Published online March 1, 2020


Copyright © International Union of Geological Sciences.

Late Quaternary sedimentation history of the Himalaya and its foreland

Anil Kumar1, Yogesh Ray2, Rupa Ghosh1, Sujay Bandyopadhyay3, Vimal Singh4, Pradeep Srivastava1*

1Wadia Institute of Himalayan Geology, 33 GMS Road, Dehradun 248 001, Uttarakhand, India
2National Centre for Polar and Ocean Research, Headland Sada, Vasco da Gama-403 804, Goa, India
3Department of Geography, Kazi Nazrul University, Asansol 713 340, Paschim Barddhaman, West Bengal, India
4Department of Geology, Chhatra Marg, University of Delhi, Delhi – 110007, India

Correspondence to:Email: pradeep@wihg.res.in

Received: January 20, 2019; Revised: August 7, 2019; Accepted: August 7, 2019

This is an Open Access article distributed under the terms of the Creative Commons Attribution Non-Commercial License (http://creativecommons.org/licenses/by-nc/4.0) which permits unrestricted non-commercial use, distribution, and reproduction in any medium, provided the original work is properly cited.
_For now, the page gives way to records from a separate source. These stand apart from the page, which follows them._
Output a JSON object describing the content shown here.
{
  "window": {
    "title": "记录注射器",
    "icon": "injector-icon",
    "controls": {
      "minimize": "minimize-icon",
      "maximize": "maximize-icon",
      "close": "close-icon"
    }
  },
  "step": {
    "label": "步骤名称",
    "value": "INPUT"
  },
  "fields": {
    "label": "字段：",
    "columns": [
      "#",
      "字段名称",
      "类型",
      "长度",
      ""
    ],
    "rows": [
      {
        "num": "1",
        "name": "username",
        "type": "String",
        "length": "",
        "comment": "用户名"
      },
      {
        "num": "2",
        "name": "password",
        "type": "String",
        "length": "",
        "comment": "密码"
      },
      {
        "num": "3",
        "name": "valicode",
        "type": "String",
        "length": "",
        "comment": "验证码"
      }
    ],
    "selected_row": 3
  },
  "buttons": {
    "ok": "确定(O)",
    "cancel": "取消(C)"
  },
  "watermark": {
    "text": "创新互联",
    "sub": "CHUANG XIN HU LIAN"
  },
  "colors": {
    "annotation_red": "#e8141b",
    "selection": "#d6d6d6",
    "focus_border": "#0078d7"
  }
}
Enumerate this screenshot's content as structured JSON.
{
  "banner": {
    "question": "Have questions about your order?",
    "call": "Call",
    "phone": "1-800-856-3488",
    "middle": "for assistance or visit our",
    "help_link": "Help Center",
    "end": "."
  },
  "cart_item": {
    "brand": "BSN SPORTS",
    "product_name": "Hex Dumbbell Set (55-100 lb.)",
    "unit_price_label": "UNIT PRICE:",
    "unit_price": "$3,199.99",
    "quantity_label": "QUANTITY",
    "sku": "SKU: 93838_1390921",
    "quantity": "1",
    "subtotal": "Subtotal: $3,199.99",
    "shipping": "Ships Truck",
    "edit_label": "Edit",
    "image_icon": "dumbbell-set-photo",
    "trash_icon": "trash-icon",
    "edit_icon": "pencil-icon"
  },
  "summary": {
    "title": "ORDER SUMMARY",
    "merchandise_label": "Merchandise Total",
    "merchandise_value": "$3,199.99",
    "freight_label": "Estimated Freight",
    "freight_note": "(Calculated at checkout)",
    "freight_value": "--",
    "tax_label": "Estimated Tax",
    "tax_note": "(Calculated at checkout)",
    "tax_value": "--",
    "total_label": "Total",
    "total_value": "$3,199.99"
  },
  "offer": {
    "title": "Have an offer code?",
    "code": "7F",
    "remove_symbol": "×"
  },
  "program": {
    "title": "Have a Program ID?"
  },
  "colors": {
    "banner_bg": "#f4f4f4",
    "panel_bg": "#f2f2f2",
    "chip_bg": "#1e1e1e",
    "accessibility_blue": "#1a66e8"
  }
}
Himalaya and its foreland acted as a coupled system that responded to the climate variability and evolved as a thrust and fold belt. The river systems draining the Himalaya, the Ganga foreland act as an artery that helps registering climate and tectonic signals into its geomorphology and sedimentary history. The paper discusses the late Quaternary landscape evolution of the mountain and its foreland and reviews the published literature in the context. It mainly focusses on the alluvial landscape and compiles the chronological data to decipher the evolution of mountain, the Ganga foreland and the delta. The review suggests that rivers in Himalaya largely aggraded during the climatic transition between the dry glacial and wet interglacial. The incision of the river valleys took place during peak of the warm interglacial periods when Indian Summer Monsoon strengthened. The Ganga plain rivers exhibit varied geomorphology that depended on the proximity to the mountain, forebulge of the foreland and type of drainage (transverse or axial). The rivers in the west are incised while those in the east are shallow and avulsive. The sedimentary history of the Ganga plain implies being forced from N-S movement of monsoon front and foreland dynamics over the past 120 ka. The delta region of Ganga has been responding to the fluctuating sea level and delta progradation (retro-gradation).